*** Opening The data ***
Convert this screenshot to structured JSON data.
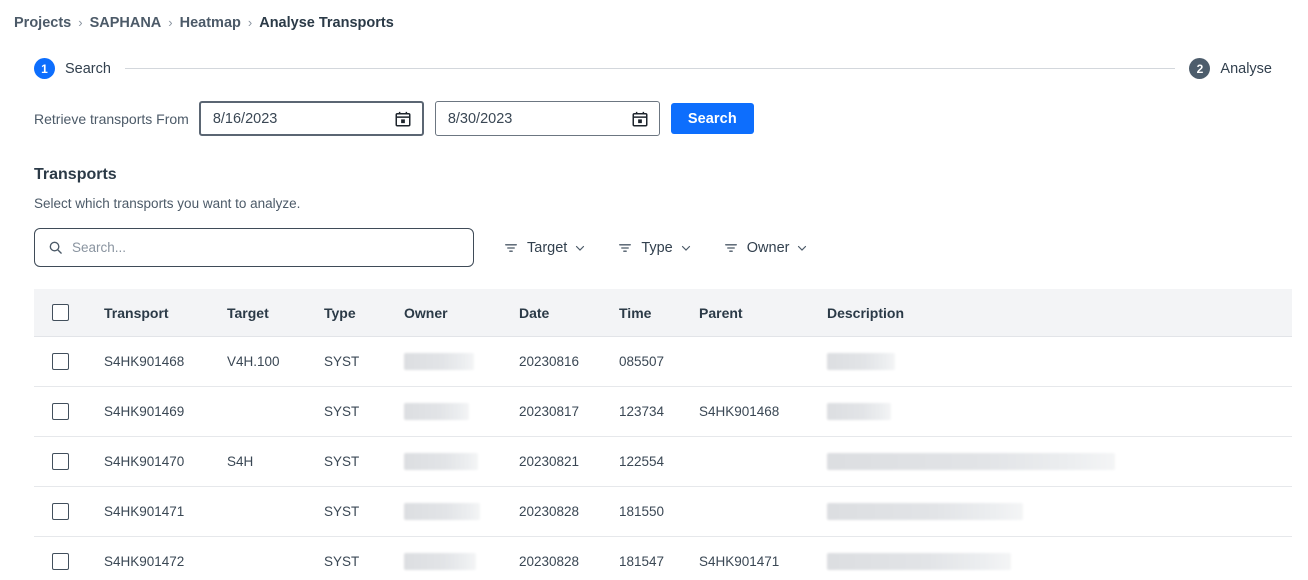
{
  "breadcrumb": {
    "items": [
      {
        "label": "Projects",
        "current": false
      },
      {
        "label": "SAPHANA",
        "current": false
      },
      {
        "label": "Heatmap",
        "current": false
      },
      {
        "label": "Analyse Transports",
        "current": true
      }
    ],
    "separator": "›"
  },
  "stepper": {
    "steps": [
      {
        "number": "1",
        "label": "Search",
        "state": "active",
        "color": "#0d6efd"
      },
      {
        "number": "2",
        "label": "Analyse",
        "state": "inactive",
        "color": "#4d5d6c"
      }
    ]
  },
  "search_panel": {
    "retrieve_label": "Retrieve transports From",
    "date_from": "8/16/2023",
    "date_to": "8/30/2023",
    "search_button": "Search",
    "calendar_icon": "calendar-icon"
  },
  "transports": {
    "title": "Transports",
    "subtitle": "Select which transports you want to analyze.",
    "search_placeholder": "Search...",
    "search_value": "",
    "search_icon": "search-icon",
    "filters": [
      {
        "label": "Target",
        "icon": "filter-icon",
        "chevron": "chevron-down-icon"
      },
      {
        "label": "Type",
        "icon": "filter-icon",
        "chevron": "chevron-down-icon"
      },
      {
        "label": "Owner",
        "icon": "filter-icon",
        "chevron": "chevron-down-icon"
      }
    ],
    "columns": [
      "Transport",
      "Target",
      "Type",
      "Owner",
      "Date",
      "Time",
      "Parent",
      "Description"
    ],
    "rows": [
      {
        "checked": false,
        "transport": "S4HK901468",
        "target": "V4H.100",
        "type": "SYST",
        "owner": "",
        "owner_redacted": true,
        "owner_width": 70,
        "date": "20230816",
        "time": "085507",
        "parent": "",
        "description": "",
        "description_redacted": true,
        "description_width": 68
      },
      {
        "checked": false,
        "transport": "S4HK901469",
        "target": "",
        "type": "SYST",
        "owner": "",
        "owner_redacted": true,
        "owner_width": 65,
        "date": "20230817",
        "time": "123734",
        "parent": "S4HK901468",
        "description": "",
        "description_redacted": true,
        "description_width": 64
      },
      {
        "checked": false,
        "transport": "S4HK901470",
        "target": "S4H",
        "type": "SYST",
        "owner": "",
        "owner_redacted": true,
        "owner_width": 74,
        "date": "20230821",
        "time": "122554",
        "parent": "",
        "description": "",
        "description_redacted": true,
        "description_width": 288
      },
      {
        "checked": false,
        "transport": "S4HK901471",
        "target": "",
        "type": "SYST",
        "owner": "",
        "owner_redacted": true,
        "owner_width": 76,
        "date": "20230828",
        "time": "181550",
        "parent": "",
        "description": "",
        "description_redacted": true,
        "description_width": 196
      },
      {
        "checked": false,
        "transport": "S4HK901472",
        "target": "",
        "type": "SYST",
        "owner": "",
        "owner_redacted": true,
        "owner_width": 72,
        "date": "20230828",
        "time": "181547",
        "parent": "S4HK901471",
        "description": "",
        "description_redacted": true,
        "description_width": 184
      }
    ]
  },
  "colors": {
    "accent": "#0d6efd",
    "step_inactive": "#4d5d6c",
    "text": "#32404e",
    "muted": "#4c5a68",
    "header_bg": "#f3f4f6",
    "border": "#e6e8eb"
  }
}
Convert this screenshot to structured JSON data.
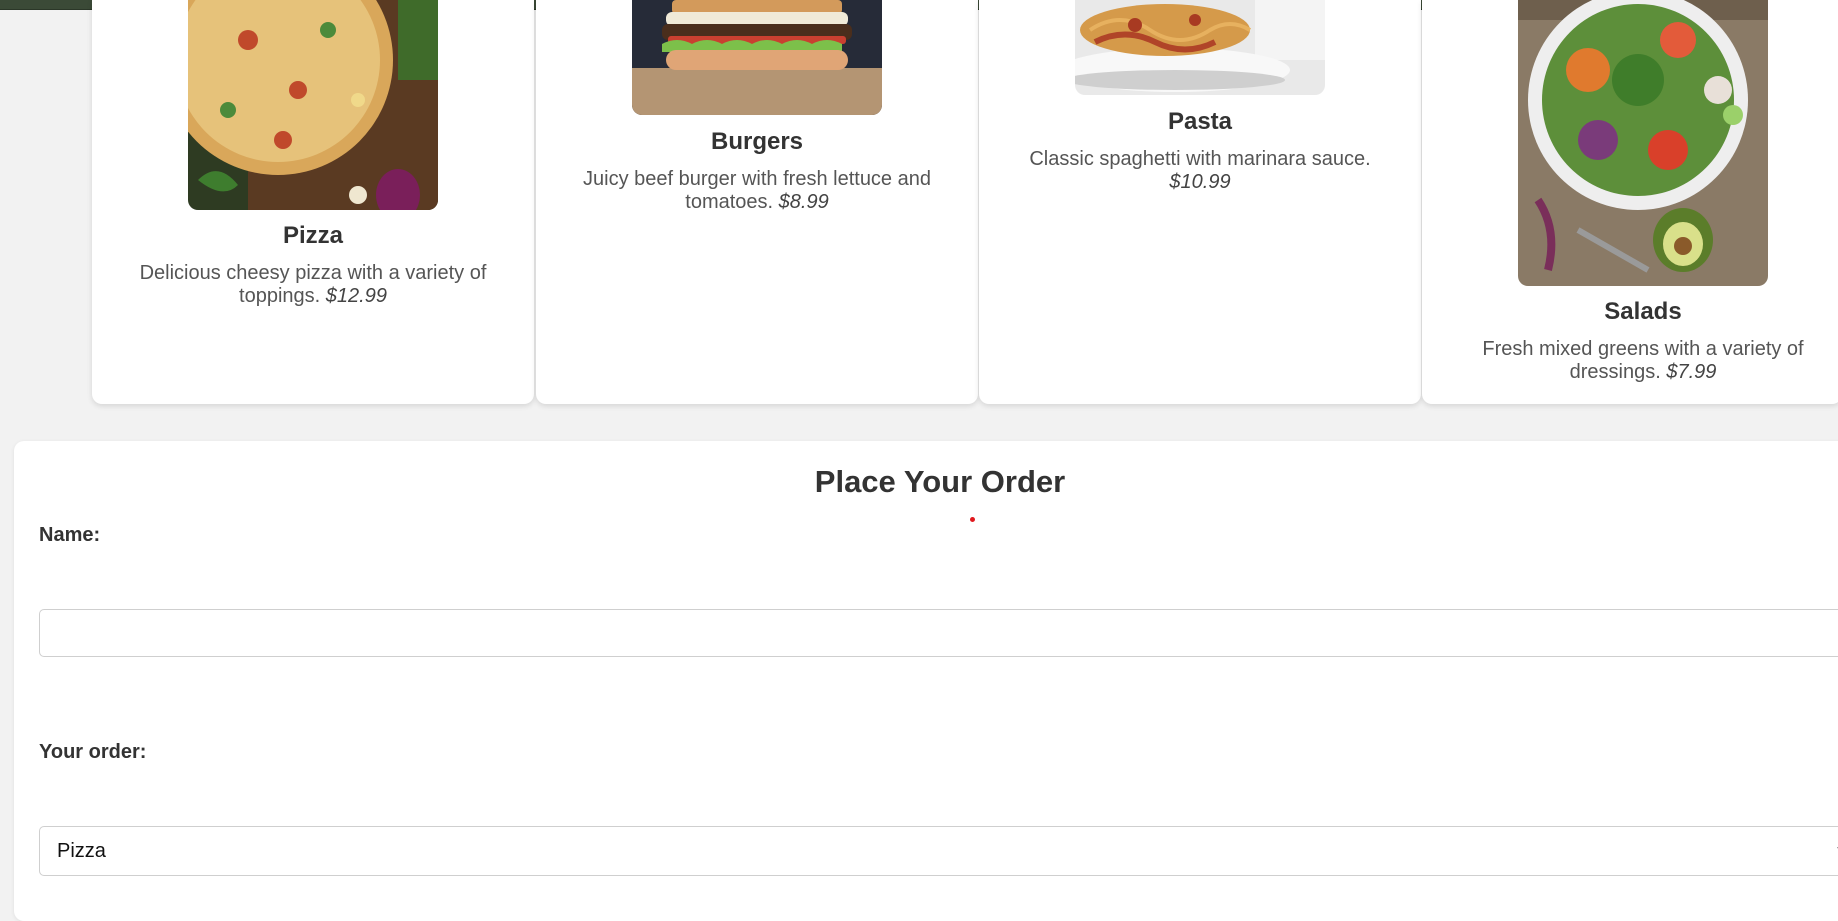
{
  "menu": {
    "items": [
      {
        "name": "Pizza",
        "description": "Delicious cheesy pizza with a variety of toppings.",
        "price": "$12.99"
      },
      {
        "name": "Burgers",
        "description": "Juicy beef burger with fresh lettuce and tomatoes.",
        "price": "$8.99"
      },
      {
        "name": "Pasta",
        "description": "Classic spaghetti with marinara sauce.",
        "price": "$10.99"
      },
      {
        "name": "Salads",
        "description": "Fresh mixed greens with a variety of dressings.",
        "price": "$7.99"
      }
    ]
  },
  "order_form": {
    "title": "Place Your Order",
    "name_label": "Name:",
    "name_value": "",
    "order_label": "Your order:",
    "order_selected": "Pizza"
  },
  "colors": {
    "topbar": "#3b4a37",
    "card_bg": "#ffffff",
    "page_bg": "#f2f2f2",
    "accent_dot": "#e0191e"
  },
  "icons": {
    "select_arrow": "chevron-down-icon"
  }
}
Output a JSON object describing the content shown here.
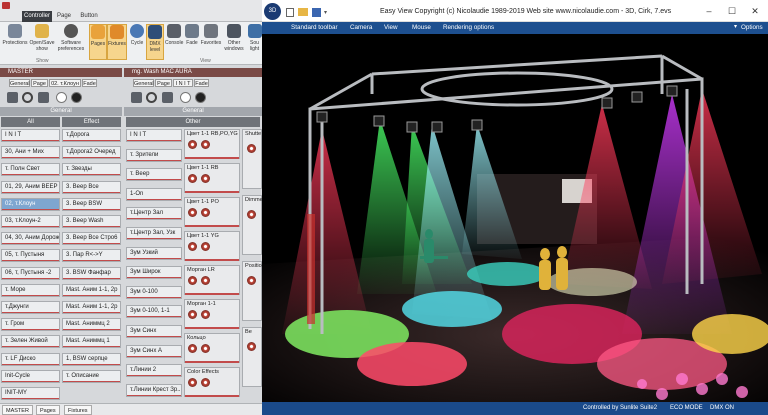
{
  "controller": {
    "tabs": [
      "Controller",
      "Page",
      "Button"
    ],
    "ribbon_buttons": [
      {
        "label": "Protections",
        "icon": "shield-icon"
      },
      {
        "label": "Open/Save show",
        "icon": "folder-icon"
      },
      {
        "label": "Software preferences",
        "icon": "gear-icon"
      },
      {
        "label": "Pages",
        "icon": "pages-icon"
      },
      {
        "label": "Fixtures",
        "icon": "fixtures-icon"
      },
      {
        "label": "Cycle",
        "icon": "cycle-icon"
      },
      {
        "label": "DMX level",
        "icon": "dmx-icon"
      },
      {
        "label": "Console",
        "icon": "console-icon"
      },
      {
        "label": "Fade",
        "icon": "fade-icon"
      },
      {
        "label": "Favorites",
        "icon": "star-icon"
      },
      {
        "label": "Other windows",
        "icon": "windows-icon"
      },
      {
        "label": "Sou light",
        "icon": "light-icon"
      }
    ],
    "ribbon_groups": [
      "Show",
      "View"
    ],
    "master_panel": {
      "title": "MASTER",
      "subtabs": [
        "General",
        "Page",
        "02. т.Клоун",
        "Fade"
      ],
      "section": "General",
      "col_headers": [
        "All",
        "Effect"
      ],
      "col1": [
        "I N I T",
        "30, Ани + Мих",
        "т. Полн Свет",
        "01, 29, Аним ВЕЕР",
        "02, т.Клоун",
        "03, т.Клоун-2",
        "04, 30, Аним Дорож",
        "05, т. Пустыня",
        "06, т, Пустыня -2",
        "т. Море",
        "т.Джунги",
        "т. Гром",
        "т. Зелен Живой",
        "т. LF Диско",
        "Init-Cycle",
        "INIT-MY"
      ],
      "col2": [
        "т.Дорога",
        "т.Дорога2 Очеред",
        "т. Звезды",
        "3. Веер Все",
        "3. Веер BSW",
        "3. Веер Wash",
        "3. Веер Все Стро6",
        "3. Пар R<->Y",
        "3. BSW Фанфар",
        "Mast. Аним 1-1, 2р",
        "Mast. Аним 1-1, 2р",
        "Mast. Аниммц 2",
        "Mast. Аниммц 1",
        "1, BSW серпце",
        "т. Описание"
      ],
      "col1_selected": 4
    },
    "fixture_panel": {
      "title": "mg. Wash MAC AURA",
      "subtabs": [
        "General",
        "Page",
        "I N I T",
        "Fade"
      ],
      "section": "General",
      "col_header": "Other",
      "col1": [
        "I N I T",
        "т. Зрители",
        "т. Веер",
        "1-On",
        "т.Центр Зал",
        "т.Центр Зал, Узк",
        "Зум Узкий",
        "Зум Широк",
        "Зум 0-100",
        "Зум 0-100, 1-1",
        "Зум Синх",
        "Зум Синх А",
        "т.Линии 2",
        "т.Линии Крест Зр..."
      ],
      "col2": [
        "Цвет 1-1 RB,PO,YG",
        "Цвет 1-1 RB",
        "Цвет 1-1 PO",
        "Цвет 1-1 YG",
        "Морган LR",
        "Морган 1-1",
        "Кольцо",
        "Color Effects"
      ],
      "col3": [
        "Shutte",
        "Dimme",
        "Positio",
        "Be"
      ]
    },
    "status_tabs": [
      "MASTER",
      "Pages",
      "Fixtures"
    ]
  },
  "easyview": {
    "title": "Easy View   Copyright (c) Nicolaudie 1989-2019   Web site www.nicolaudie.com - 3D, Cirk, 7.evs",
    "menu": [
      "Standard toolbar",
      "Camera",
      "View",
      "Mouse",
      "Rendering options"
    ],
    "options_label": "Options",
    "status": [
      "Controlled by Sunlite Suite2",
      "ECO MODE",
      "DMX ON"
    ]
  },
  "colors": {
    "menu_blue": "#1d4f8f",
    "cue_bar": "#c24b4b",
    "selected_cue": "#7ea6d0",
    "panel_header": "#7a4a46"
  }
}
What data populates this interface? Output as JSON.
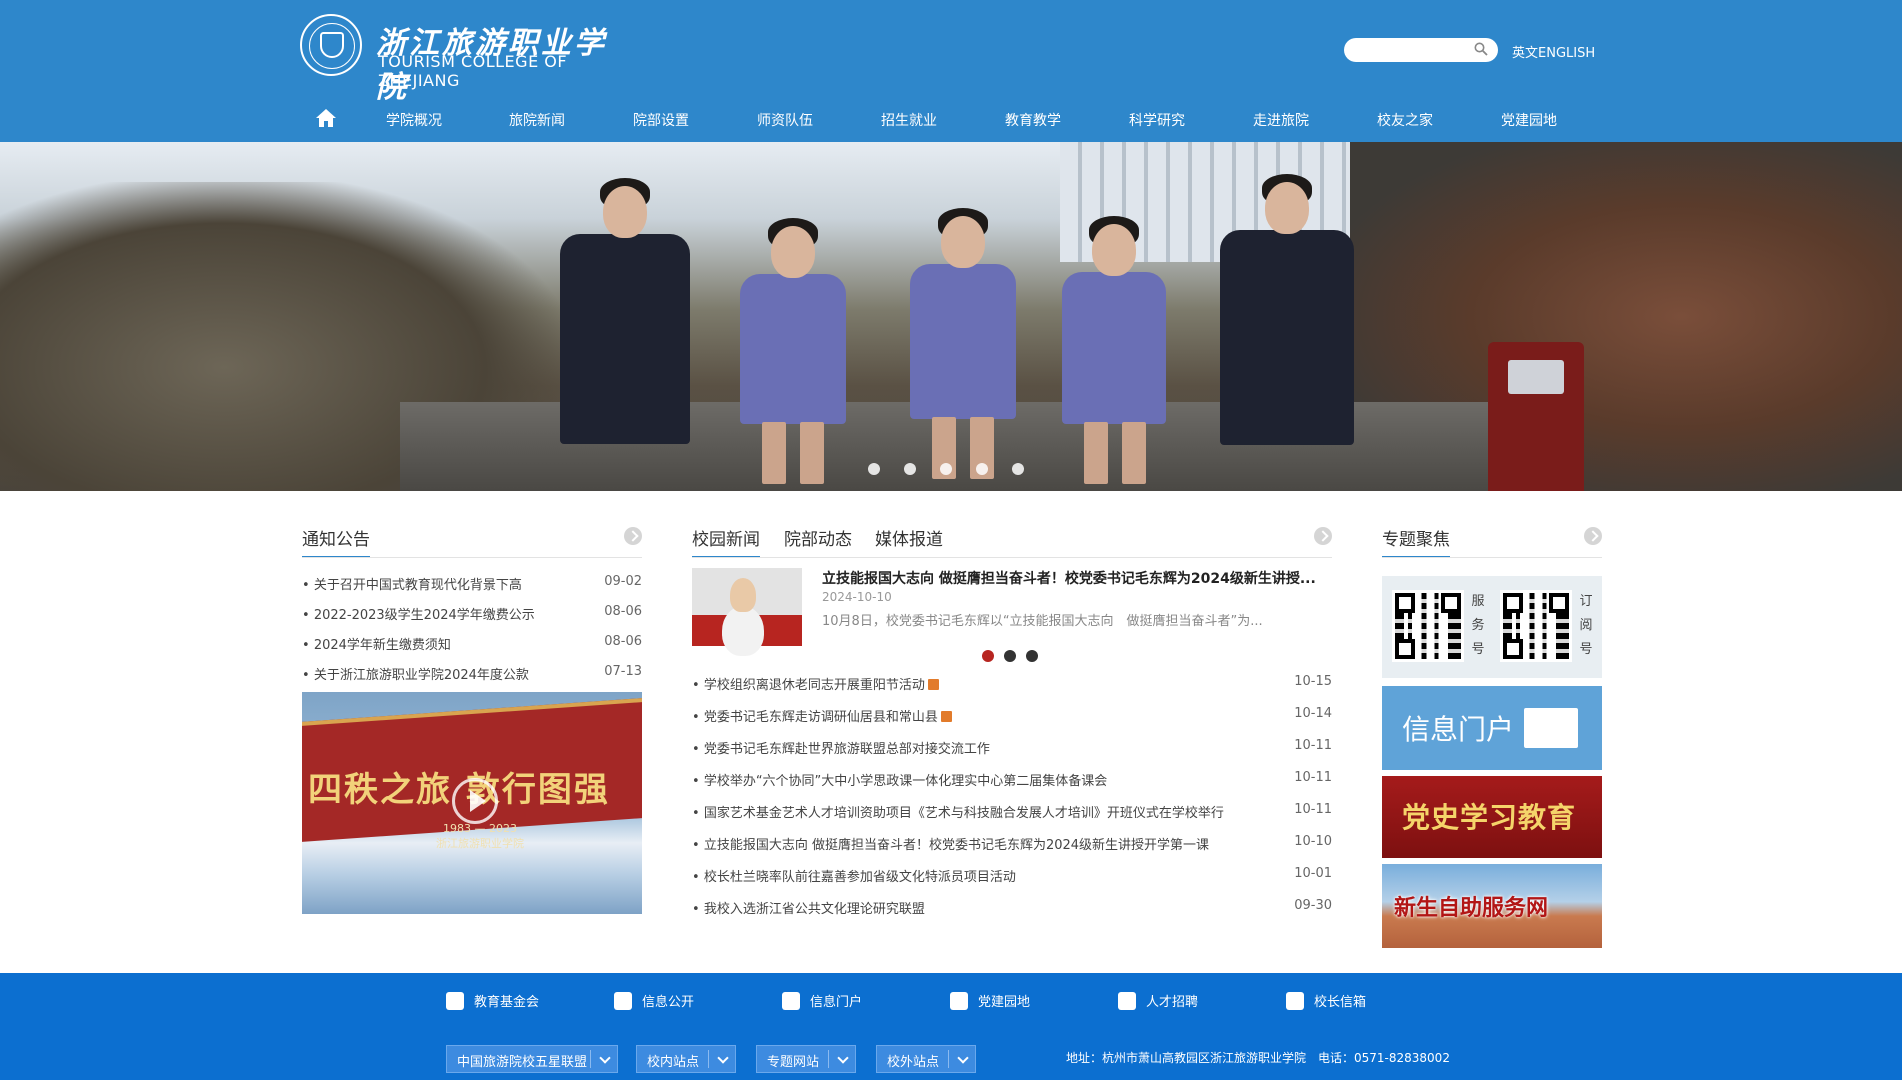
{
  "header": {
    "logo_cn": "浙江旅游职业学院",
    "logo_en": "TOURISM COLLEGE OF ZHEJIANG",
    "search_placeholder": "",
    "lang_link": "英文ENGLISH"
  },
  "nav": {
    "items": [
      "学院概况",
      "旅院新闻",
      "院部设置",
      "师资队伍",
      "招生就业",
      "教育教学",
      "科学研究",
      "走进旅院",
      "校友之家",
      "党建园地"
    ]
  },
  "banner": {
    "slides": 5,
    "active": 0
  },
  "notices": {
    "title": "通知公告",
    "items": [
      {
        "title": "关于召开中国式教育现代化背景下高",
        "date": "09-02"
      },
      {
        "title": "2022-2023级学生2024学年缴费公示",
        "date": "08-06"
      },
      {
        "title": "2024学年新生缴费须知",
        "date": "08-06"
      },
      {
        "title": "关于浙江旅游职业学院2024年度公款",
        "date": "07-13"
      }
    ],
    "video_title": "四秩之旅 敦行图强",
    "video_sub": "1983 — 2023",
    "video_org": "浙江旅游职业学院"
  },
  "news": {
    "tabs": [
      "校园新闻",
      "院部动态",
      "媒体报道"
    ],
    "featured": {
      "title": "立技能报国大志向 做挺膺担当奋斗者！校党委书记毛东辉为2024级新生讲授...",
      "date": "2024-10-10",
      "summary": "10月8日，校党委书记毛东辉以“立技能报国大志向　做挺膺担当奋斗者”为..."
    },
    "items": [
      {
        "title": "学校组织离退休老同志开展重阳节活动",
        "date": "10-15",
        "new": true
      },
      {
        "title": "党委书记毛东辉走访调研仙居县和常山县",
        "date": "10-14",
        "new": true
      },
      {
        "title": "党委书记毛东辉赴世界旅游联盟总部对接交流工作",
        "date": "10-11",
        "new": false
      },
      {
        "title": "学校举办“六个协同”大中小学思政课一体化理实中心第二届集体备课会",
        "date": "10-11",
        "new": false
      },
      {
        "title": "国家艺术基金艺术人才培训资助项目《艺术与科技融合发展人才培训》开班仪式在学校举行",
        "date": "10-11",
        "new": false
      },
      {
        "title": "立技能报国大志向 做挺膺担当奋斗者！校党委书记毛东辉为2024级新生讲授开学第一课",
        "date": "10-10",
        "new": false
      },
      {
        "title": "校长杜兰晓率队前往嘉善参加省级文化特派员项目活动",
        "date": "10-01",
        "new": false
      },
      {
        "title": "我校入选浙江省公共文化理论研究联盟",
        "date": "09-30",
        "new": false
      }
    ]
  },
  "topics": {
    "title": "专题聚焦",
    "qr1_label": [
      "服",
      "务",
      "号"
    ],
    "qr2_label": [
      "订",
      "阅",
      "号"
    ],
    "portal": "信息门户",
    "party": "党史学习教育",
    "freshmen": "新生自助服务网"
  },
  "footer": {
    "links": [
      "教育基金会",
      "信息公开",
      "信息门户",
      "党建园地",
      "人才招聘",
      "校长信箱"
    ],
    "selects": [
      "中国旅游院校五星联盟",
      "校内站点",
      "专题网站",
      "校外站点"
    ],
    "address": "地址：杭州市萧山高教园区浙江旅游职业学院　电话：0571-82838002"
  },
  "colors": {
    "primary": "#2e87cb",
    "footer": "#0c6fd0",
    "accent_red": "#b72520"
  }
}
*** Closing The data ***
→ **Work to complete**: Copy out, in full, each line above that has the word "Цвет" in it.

→ **Your solution**:
        "Цвет 1-1 RB,PO,YG",
        "Цвет 1-1 RB",
        "Цвет 1-1 PO",
        "Цвет 1-1 YG",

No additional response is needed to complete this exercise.